How to Survive Inside a Plummeting Elevator
Frame 1: If there's a handrail, use it to hold yourself against the wall, keeping your knees bent to help absorb the impact.
Frame 2: If there's no handrail, lie on the floor of the elevator on your back, protecting your head and face with your arms. Spreading your body out on the ground will help minimize the overall impact force on any one part of your body.
Frame 3: Once the elevator has stopped, use the emergency call button or bang on the door and shout to try to contact help.
Frame 4: If you're stuck, look for a thin piece of metal to pry open the door and escape.

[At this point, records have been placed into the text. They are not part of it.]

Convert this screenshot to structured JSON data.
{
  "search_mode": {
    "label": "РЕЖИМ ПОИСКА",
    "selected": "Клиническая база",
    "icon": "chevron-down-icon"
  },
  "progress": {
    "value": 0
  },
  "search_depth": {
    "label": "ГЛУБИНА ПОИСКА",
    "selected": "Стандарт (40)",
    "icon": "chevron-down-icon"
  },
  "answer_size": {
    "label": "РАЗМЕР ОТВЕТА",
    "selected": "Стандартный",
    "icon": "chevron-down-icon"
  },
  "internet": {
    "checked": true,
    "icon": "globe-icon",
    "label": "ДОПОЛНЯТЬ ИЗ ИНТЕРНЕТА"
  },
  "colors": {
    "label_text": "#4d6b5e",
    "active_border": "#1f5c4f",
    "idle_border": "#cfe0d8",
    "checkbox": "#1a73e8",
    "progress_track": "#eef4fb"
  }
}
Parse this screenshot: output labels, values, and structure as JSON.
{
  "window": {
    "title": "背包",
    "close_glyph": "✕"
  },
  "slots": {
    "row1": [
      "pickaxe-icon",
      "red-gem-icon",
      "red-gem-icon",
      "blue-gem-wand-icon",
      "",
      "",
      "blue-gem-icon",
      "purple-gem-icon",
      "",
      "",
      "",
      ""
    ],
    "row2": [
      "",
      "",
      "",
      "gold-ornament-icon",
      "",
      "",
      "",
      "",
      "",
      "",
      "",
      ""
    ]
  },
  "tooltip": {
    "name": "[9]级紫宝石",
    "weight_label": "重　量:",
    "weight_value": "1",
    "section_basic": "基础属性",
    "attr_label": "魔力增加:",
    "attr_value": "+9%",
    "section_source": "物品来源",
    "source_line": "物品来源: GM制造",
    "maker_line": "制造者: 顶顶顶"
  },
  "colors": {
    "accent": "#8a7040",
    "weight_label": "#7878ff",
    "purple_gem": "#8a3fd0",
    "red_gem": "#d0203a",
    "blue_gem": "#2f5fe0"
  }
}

Don't try to climb out the top of the elevator, where electrical equipment puts you at risk of getting electrocuted.
Falling to your death in a steel box seems like the sort of risk you would want to avoid, especially when the alternative is merely the inconvenience of walking up a few flights of stairs. Luckily, the U.S. Bureau of Labor Statistics and the Consumer Product Safety Commission report that elevator accidents are exceedingly rare, and more likely to happen to elevator repair professionals than people merely cruising between floors. Still, the notion of an elevator cable snapping and sending you on a deranged amusement ride, no matter how improbable, is scary enough to warrant memorizing a few survival tips.